## [DATA TO USE]
━━━━━━━━━━━━━━━━━━━━━━━━━━━━━━
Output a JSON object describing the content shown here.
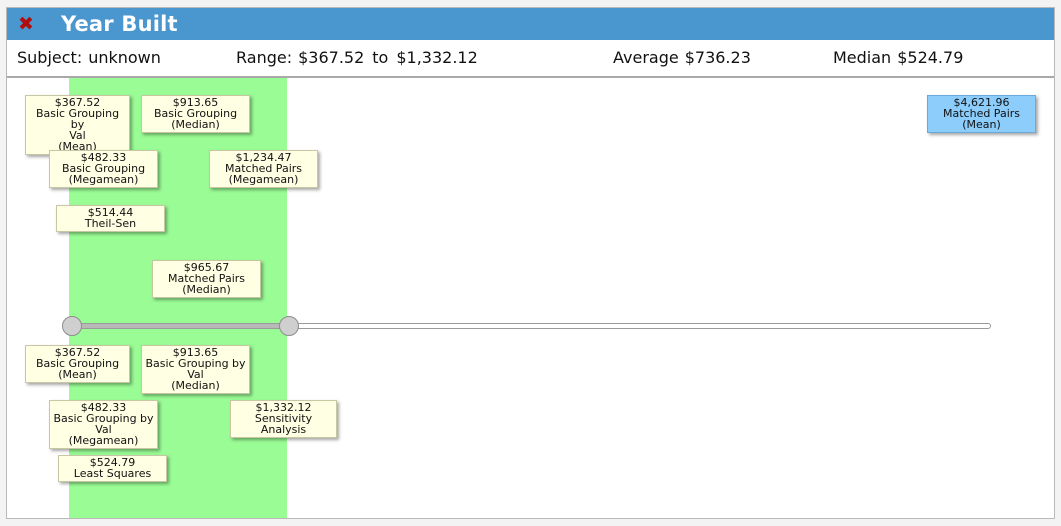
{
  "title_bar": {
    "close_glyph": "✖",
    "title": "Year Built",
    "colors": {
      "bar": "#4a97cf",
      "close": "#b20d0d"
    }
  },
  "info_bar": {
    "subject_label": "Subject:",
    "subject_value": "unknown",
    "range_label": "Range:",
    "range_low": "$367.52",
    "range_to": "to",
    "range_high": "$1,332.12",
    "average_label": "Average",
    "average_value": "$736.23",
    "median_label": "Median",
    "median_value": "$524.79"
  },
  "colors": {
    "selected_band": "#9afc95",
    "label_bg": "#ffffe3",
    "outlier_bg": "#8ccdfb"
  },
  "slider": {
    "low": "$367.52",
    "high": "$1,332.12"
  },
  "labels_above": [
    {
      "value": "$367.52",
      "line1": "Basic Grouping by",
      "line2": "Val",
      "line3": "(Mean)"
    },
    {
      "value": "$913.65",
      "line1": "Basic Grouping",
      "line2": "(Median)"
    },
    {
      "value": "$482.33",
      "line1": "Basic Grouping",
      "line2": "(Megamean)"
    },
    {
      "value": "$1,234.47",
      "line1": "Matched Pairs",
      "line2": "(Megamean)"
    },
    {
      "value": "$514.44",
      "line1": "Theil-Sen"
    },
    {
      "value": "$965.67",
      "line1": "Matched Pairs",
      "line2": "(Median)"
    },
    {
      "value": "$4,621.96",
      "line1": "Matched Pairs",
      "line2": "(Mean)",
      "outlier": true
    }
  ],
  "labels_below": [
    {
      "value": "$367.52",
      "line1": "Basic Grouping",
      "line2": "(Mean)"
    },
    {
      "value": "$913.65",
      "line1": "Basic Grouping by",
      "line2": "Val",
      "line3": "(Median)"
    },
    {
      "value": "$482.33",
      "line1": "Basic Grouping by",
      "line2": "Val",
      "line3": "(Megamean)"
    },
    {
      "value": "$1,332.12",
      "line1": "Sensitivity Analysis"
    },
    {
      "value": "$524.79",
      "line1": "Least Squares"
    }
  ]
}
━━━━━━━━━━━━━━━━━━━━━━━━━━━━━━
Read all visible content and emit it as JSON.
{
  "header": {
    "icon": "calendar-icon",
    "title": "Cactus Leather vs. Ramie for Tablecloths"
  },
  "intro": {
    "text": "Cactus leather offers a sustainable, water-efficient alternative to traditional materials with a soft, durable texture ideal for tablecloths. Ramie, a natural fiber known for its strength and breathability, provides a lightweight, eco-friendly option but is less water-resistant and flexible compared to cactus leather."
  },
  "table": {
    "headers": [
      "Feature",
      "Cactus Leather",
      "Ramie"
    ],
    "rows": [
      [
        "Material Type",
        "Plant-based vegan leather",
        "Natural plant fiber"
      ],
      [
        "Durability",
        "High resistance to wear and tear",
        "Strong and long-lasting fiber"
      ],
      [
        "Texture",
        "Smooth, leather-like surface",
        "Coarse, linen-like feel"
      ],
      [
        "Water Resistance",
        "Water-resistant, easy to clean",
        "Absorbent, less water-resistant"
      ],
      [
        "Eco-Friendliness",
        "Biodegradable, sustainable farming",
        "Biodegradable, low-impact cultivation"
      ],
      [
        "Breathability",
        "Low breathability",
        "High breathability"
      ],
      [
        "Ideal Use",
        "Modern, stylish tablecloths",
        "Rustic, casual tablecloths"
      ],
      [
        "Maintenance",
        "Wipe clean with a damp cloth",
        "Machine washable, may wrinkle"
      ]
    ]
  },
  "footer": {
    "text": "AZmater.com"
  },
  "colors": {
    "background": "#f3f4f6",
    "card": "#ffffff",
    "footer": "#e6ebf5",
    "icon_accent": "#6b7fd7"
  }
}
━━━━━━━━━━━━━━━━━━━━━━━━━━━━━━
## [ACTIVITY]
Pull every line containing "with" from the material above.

## [REPLY]
    "text": "Cactus leather offers a sustainable, water-efficient alternative to traditional materials with a soft, durable texture ideal for tablecloths. Ramie, a natural fiber known for its strength and breathability, provides a lightweight, eco-friendly option but is less water-resistant and flexible compared to cactus leather."
        "Wipe clean with a damp cloth",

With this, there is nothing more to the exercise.